AVAILABLE DATA START
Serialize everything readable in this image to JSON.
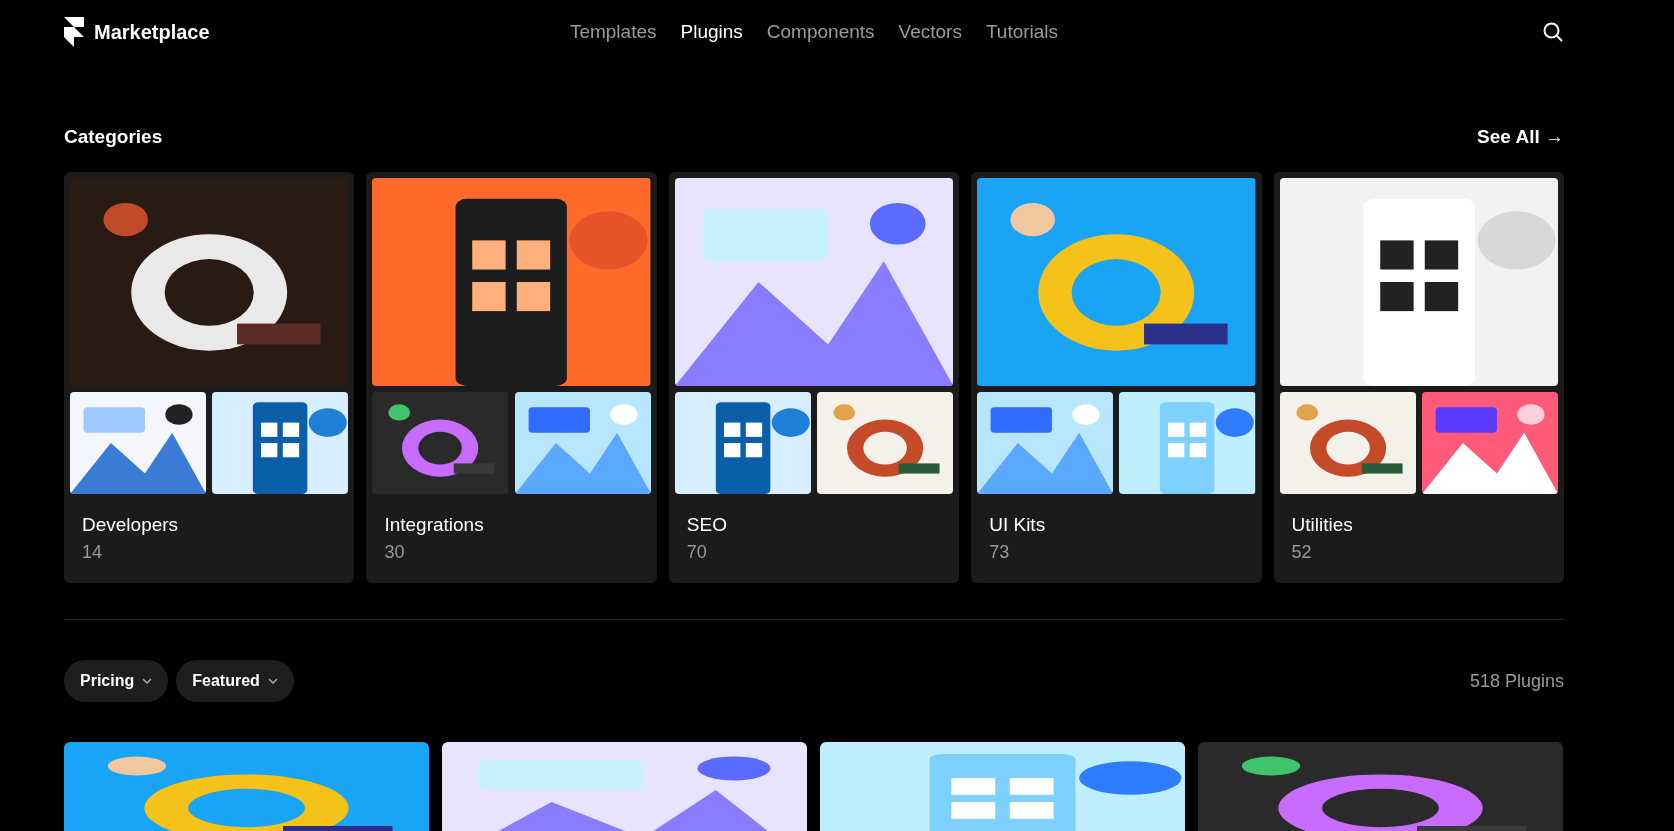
{
  "header": {
    "brand": "Marketplace",
    "nav": [
      {
        "label": "Templates",
        "selected": false
      },
      {
        "label": "Plugins",
        "selected": true
      },
      {
        "label": "Components",
        "selected": false
      },
      {
        "label": "Vectors",
        "selected": false
      },
      {
        "label": "Tutorials",
        "selected": false
      }
    ]
  },
  "categories": {
    "title": "Categories",
    "see_all": "See All →",
    "items": [
      {
        "name": "Developers",
        "count": "14"
      },
      {
        "name": "Integrations",
        "count": "30"
      },
      {
        "name": "SEO",
        "count": "70"
      },
      {
        "name": "UI Kits",
        "count": "73"
      },
      {
        "name": "Utilities",
        "count": "52"
      }
    ]
  },
  "filters": [
    {
      "label": "Pricing"
    },
    {
      "label": "Featured"
    }
  ],
  "plugin_count": "518 Plugins"
}
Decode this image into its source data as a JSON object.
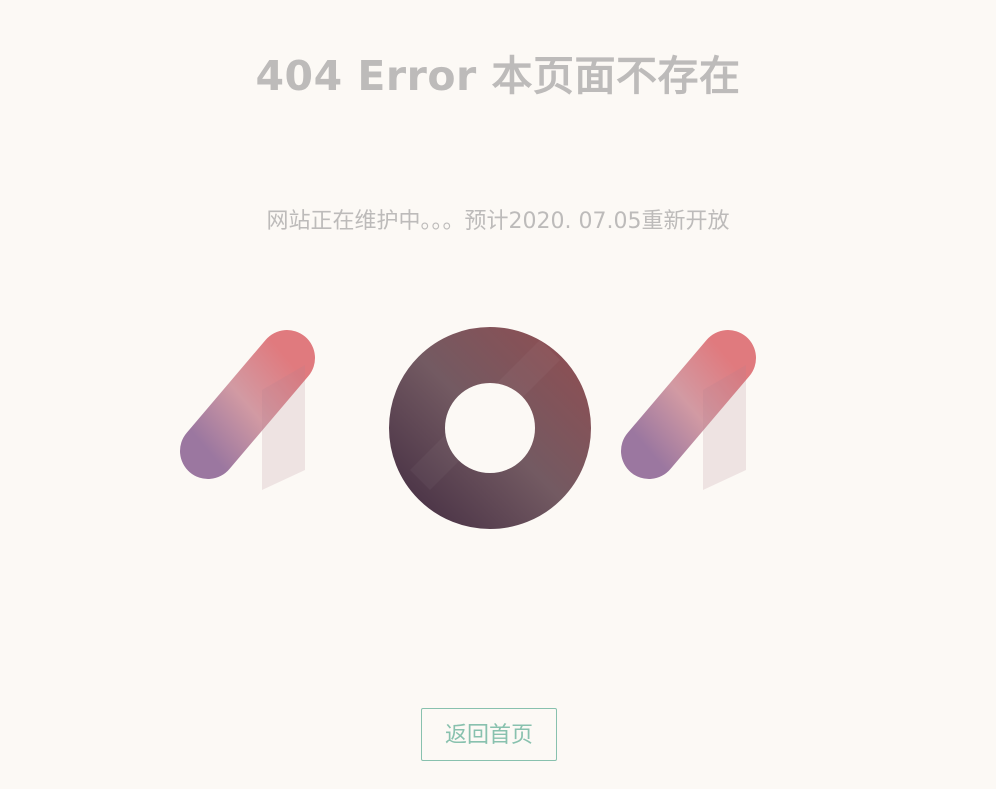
{
  "page": {
    "title": "404 Error 本页面不存在",
    "message": "网站正在维护中。。。预计2020. 07.05重新开放",
    "illustration_text": "404",
    "home_button_label": "返回首页"
  },
  "colors": {
    "background": "#fcf9f5",
    "text_muted": "#bdbbba",
    "button_accent": "#88c1ae",
    "four_top": "#e07a7e",
    "four_bottom": "#9b77a0",
    "zero_light": "#8a5055",
    "zero_dark": "#4d3648"
  }
}
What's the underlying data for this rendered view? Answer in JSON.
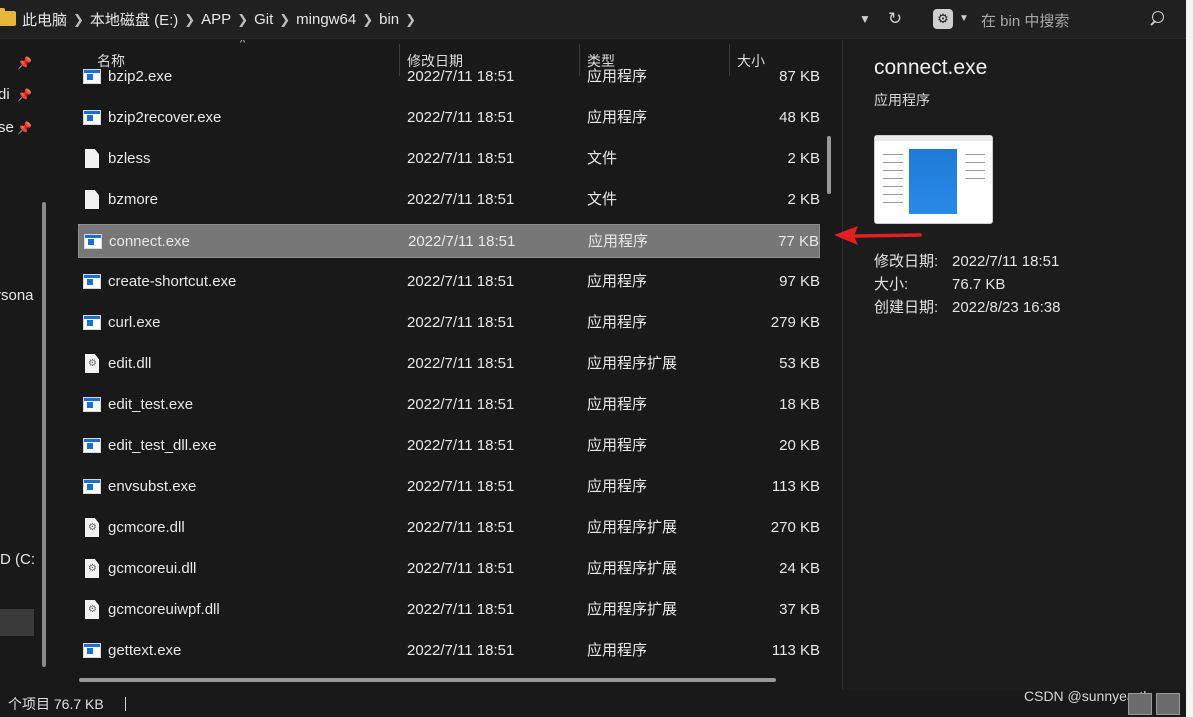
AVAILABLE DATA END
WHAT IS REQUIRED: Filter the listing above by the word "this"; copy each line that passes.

PROBLEM SOLUTION:
Serialize everything readable in this image to JSON.
Decode this image into its source data as a JSON object.
What's the underlying data for this rendered view? Answer in JSON.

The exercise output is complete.